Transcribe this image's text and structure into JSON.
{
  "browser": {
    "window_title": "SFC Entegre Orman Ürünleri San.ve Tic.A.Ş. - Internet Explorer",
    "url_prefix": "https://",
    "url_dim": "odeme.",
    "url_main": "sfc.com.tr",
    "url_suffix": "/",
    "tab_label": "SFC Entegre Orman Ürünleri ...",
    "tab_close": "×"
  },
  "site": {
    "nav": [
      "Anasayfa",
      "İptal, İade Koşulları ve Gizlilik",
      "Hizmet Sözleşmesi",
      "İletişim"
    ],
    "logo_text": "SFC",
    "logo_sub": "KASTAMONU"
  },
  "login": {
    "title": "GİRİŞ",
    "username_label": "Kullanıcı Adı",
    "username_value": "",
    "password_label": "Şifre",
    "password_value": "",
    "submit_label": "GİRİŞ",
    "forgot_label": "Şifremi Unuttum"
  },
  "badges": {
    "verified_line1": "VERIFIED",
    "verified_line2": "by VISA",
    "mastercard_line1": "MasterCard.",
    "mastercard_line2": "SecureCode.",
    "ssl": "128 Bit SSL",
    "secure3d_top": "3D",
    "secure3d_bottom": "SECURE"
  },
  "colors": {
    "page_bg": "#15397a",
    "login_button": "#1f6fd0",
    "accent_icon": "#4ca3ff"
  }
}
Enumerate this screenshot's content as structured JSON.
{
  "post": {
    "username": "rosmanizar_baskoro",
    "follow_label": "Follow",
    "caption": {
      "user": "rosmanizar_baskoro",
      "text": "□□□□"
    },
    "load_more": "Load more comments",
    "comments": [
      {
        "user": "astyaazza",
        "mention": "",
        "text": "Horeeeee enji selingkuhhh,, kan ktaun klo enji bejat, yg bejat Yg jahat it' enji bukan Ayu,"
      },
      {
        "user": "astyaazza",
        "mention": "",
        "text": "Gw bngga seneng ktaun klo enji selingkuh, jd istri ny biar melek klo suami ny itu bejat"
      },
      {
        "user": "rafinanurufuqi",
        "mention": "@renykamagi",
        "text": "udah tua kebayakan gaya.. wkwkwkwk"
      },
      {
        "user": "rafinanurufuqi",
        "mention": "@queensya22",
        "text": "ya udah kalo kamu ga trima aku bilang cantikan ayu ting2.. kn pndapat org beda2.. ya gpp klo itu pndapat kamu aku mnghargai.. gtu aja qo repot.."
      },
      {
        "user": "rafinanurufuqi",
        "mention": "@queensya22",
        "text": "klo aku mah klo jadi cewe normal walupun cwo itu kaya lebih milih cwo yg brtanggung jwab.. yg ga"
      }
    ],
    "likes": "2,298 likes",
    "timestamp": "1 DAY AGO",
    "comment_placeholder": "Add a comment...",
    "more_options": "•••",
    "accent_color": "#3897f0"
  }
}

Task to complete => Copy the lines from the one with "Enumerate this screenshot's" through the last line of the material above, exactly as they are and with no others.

Solution =>
Enumerate this screenshot's content as structured JSON.
{
  "post": {
    "username": "rosmanizar_baskoro",
    "follow_label": "Follow",
    "caption": {
      "user": "rosmanizar_baskoro",
      "text": "□□□□"
    },
    "load_more": "Load more comments",
    "comments": [
      {
        "user": "astyaazza",
        "mention": "",
        "text": "Horeeeee enji selingkuhhh,, kan ktaun klo enji bejat, yg bejat Yg jahat it' enji bukan Ayu,"
      },
      {
        "user": "astyaazza",
        "mention": "",
        "text": "Gw bngga seneng ktaun klo enji selingkuh, jd istri ny biar melek klo suami ny itu bejat"
      },
      {
        "user": "rafinanurufuqi",
        "mention": "@renykamagi",
        "text": "udah tua kebayakan gaya.. wkwkwkwk"
      },
      {
        "user": "rafinanurufuqi",
        "mention": "@queensya22",
        "text": "ya udah kalo kamu ga trima aku bilang cantikan ayu ting2.. kn pndapat org beda2.. ya gpp klo itu pndapat kamu aku mnghargai.. gtu aja qo repot.."
      },
      {
        "user": "rafinanurufuqi",
        "mention": "@queensya22",
        "text": "klo aku mah klo jadi cewe normal walupun cwo itu kaya lebih milih cwo yg brtanggung jwab.. yg ga"
      }
    ],
    "likes": "2,298 likes",
    "timestamp": "1 DAY AGO",
    "comment_placeholder": "Add a comment...",
    "more_options": "•••",
    "accent_color": "#3897f0"
  }
}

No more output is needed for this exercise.